La Isabela — on the north coast of what is now the Dominican Republic — was established by Columbus in 1493 on his second trip to the New World. His 17-ship armada dropped off 1,500 men (including Franciscan friars, farmers and craftsman) together with the livestock and agricultural equipment that would help them tame the land. Unfortunately, while Columbus may have been a great navigator, he was a lousy urban planner. La Isabela was surrounded by infertile land and sat in the firing line of hurricanes blowing in from the north and west. Famine, tropical disease and unfriendly locals killed some 1,200 colonists in the first two years. And in 1498, the colony was permanently abandoned.


While tragic, the pioneers’ high fatality rate has left rich pickings for archaeologists interested in the lives and origins of the first modern Americans. Forty-nine skeletons were excavated from La Isabela’s packed graveyard by an Italian-Dominican team working under the auspices of the Museo del Hombre Dominicano between 1983 and 1991, and now — with the help of modern technology — those bones are starting to give up their secrets.


Professor T. Douglas Price from the University of Wisconsin-Madison, one of Schroeder’s colleagues, recently attempted to pin down the 49 settlers’ birthplaces by analyzing the carbon, oxygen and strontium isotope ratios in their tooth enamel. These elemental signatures are locked in tooth enamel during childhood and vary depending on the diet, climate, altitude and local geology of a person’s homeland. Last year, Price noted that the isotopic ratios in seven of the skeletons suggested they could have African origins.


La Isabela, once thought of as a solely European colony, was suddenly looking like a more multicultural venture.

To try to firm up those findings, premolar teeth were pulled from the suspected African skeletons and passed on to Schroeder. He dissected the teeth and analyzed their mitochondrial DNA (small loops of genetic material found in most cells, which are passed from mother to child) to determine the individuals’ haplotypes (clusters of genetic markers that tend to differ between human populations).


Schroeder discovered that two of the seven carried haplotypes most frequently found in sub-Saharan Africans. He says it’s possible that the bodies could have belonged to Spaniards with African ancestors, as “these haplotypes also occur at low frequency in North Africa, and as there was an exchange of people between Spain and North Africa with the Moorish invasion a few hundred years earlier.” However, Schroeder says that he personally finds it “unlikely that one of these haplotypes could have made it to Spain and then over to the Caribbean. If they’re authentic, then it points to sub-Saharan Africa.”

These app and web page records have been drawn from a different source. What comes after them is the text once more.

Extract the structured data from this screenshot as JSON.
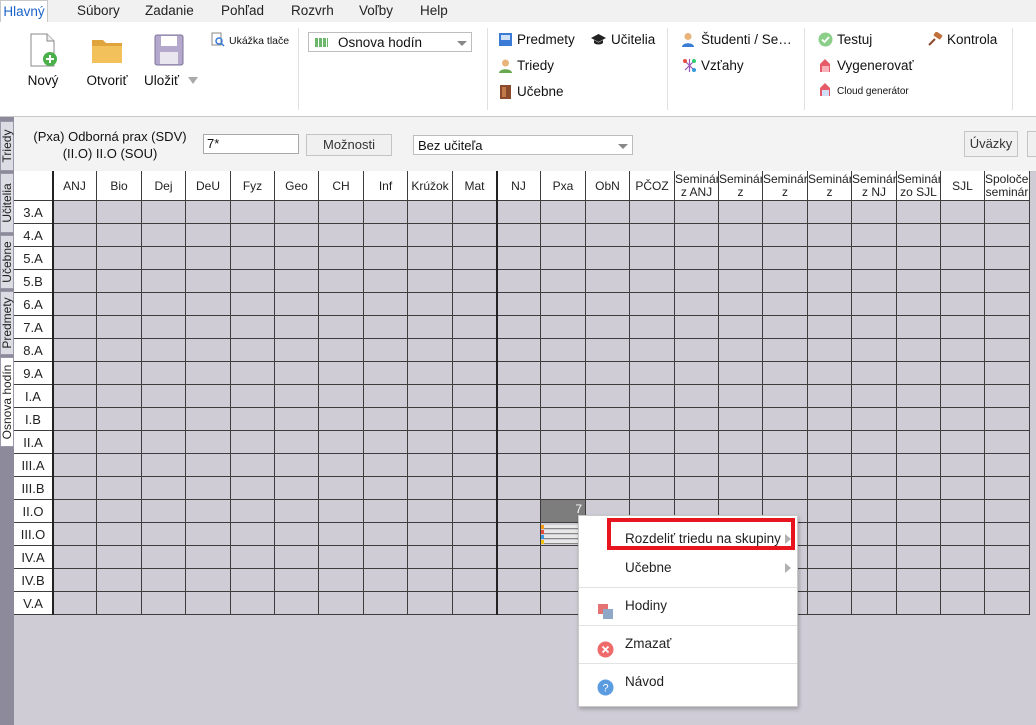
{
  "menu": {
    "tabs": [
      "Hlavný",
      "Súbory",
      "Zadanie",
      "Pohľad",
      "Rozvrh",
      "Voľby",
      "Help"
    ]
  },
  "ribbon": {
    "new_label": "Nový",
    "open_label": "Otvoriť",
    "save_label": "Uložiť",
    "print_preview_label": "Ukážka tlače",
    "view_combo_value": "Osnova hodín",
    "subjects_label": "Predmety",
    "teachers_label": "Učitelia",
    "classes_label": "Triedy",
    "classrooms_label": "Učebne",
    "students_label": "Študenti / Se…",
    "relations_label": "Vzťahy",
    "test_label": "Testuj",
    "check_label": "Kontrola",
    "generate_label": "Vygenerovať",
    "cloud_label": "Cloud generátor"
  },
  "sidetabs": [
    "Triedy",
    "Učitelia",
    "Učebne",
    "Predmety",
    "Osnova hodín"
  ],
  "toolbar": {
    "subject_line1": "(Pxa) Odborná prax (SDV)",
    "subject_line2": "(II.O) II.O (SOU)",
    "hours_value": "7*",
    "options_button": "Možnosti",
    "teacher_combo": "Bez učiteľa",
    "uvazky_button": "Úväzky"
  },
  "grid": {
    "columns": [
      "ANJ",
      "Bio",
      "Dej",
      "DeU",
      "Fyz",
      "Geo",
      "CH",
      "Inf",
      "Krúžok",
      "Mat",
      "NJ",
      "Pxa",
      "ObN",
      "PČOZ",
      "Seminár z ANJ",
      "Seminár z biológie",
      "Seminár z chémie",
      "Seminár z matematiky",
      "Seminár z NJ",
      "Seminár zo SJL",
      "SJL",
      "Spoločenskovedný seminár"
    ],
    "rows": [
      "3.A",
      "4.A",
      "5.A",
      "5.B",
      "6.A",
      "7.A",
      "8.A",
      "9.A",
      "I.A",
      "I.B",
      "II.A",
      "III.A",
      "III.B",
      "II.O",
      "III.O",
      "IV.A",
      "IV.B",
      "V.A"
    ],
    "selected_cell_value": "7",
    "marker_value": "7"
  },
  "context_menu": {
    "items": [
      "Rozdeliť triedu na skupiny",
      "Učebne",
      "Hodiny",
      "Zmazať",
      "Návod"
    ],
    "highlight_color": "#e8141e"
  },
  "colors": {
    "accent": "#1e64c8",
    "grid_bg": "#cfccd6"
  }
}
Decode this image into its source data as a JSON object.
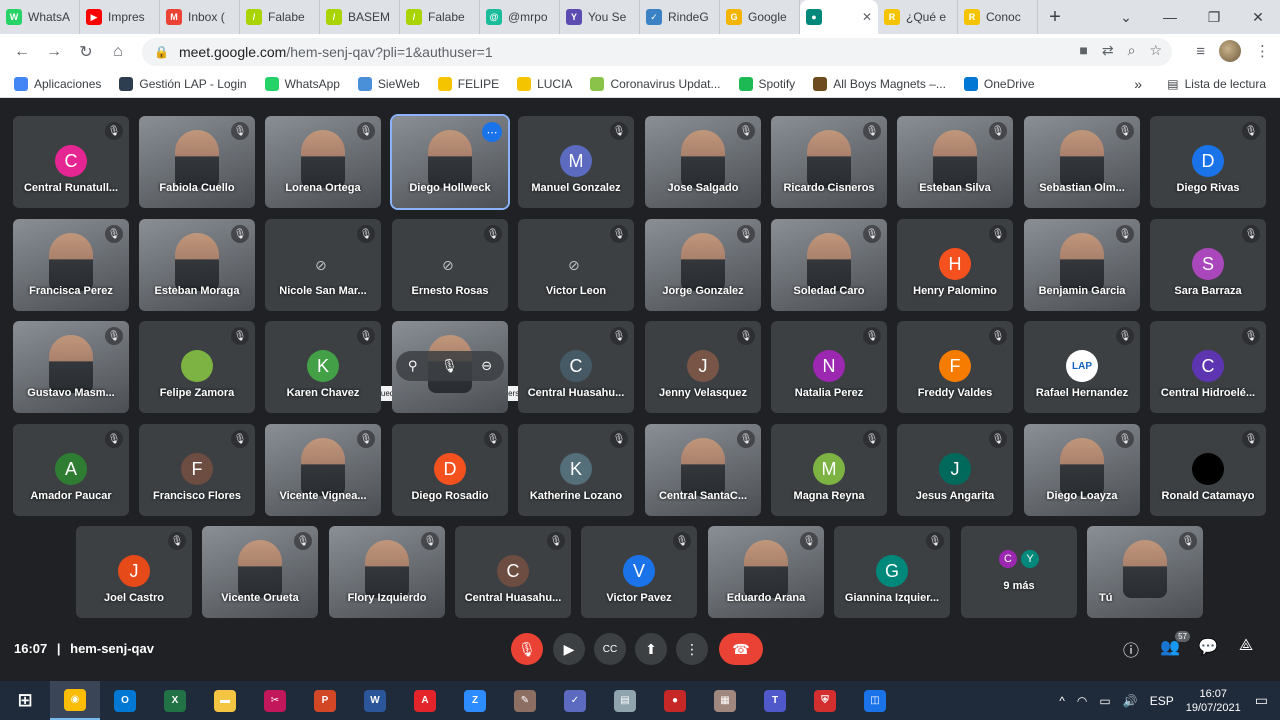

Schroeder accepts there could be another explanation for the presence of African haplotypes: contamination. “These remains were excavated in the 1980s and have been extensively handled by all kinds of people,” he says. It’s possible that a Dominican with sub-Saharan ancestors, for example, could have touched the teeth and left a trace of his own DNA. And although teeth are dense and relatively nonporous, unlike spongy rib bones, Schroeder says, “it has previously been shown that they can be contaminated.” Of course, contamination could also explain why Schroeder found African DNA segments in only two of the seven bodies initially identified by Price. Perhaps someone of European origin extensively handled the teeth of the five other skeletons and marked them with their own non-African DNA signature. To overcome the contamination question, Schroeder and his colleagues hope to head to La Isabela early next year and excavate several dozen fresh, untouched skeletons. And this time, they’ll make sure that anyone handling the bones wears gloves.


Of course, no matter what the archaeologists discover at La Isabela, there’s one crucial question that Schroeder knows he’ll never be able to answer. “Even if we did find out that there were Africans at La Isabela, we still won’t know their status,” he says. “They might have been slaves, free men or sailors. Given the historical context and the fact that the slave trade was under way at the time, it suggests they were slaves, but we will never be able to say for certain.”